*Assigned task*. Your task is to copy each line in the listing that includes the word "Server".

*Recorded information*.
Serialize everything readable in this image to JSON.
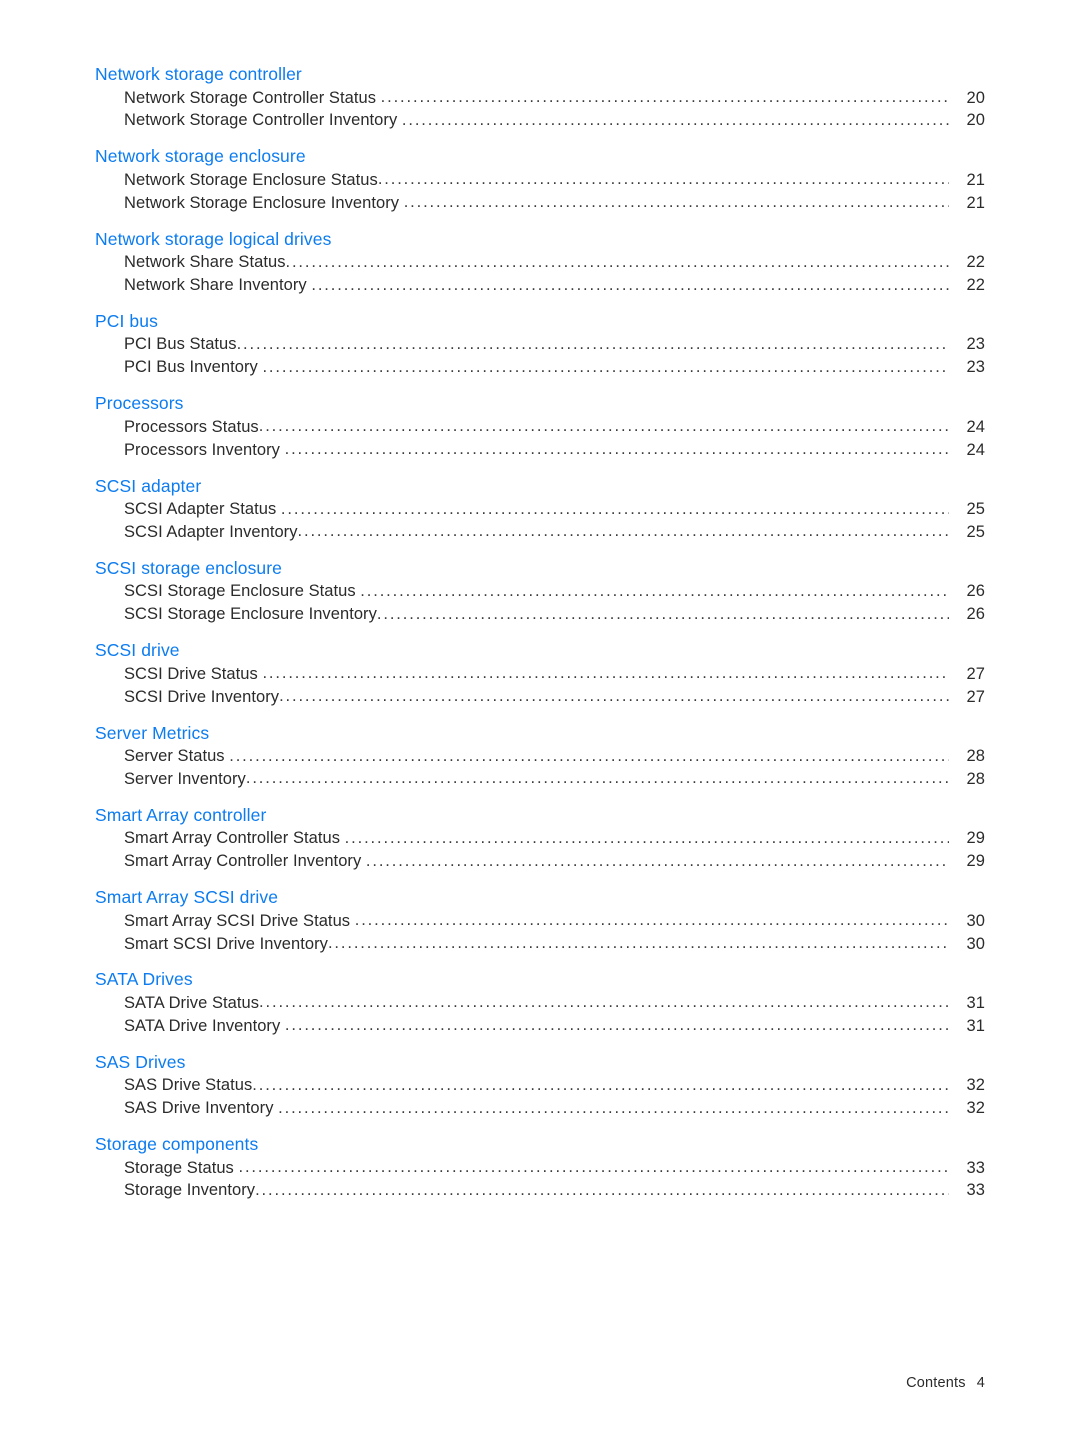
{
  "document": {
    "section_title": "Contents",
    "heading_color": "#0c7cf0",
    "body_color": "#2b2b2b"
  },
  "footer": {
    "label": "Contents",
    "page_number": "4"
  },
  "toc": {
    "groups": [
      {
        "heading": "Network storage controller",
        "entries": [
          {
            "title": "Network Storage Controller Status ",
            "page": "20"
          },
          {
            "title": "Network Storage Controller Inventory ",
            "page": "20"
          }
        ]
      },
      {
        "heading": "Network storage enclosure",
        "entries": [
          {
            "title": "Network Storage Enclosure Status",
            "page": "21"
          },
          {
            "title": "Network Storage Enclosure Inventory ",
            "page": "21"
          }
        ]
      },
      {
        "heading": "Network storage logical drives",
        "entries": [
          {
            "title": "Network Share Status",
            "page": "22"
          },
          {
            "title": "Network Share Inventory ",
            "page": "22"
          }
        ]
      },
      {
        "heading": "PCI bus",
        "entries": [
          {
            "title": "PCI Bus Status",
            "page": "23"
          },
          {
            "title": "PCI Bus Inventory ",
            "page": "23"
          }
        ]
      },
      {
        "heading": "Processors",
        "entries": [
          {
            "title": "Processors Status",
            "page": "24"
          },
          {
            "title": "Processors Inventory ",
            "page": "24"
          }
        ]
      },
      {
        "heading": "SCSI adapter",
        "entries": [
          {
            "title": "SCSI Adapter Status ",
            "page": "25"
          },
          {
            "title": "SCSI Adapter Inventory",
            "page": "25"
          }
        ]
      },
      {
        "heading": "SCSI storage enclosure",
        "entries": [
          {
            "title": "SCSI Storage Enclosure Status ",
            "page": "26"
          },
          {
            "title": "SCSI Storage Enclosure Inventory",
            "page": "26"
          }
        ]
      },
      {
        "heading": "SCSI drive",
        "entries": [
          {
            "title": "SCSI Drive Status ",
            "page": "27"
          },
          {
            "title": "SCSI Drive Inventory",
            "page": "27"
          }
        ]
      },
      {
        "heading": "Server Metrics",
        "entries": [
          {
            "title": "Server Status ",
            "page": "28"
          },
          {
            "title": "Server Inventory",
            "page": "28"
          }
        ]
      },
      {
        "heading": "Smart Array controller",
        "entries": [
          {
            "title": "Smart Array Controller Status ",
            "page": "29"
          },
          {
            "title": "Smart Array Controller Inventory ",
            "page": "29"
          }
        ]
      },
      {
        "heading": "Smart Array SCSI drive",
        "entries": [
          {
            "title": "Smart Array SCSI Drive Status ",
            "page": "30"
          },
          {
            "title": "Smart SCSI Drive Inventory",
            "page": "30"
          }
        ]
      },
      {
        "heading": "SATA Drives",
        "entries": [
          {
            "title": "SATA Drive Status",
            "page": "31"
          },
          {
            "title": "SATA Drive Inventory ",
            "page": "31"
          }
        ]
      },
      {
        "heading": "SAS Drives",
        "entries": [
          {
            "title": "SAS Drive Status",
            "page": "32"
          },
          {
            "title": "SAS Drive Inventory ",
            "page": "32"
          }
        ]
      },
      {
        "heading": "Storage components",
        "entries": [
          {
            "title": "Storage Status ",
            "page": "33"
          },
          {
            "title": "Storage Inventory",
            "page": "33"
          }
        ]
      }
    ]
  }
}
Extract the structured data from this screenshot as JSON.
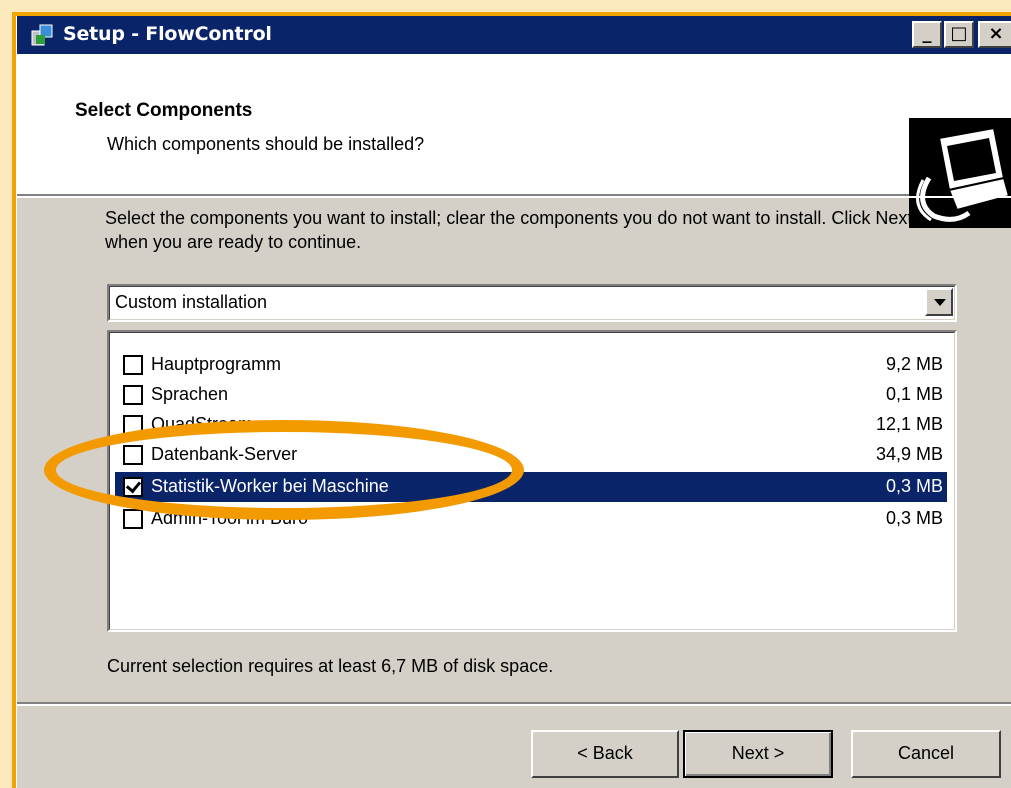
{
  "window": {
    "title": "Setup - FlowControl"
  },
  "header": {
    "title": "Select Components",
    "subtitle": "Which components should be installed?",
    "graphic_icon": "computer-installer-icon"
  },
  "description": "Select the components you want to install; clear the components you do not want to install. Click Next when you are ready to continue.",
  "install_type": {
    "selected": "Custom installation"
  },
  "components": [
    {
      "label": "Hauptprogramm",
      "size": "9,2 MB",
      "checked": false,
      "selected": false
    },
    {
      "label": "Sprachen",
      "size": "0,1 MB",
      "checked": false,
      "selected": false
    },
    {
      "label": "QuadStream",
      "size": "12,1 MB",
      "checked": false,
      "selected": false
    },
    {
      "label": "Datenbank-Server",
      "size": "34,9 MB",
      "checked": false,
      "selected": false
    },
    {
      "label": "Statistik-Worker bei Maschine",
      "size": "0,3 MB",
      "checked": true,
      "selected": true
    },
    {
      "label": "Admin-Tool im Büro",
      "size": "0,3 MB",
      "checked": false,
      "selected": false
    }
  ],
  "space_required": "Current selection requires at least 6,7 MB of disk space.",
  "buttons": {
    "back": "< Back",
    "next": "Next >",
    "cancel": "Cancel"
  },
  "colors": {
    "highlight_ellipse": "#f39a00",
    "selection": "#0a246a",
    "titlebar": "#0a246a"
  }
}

*Exercise result*.
        "heading": "Server Metrics",
            "title": "Server Status ",
            "title": "Server Inventory",
      "label": "Datenbank-Server",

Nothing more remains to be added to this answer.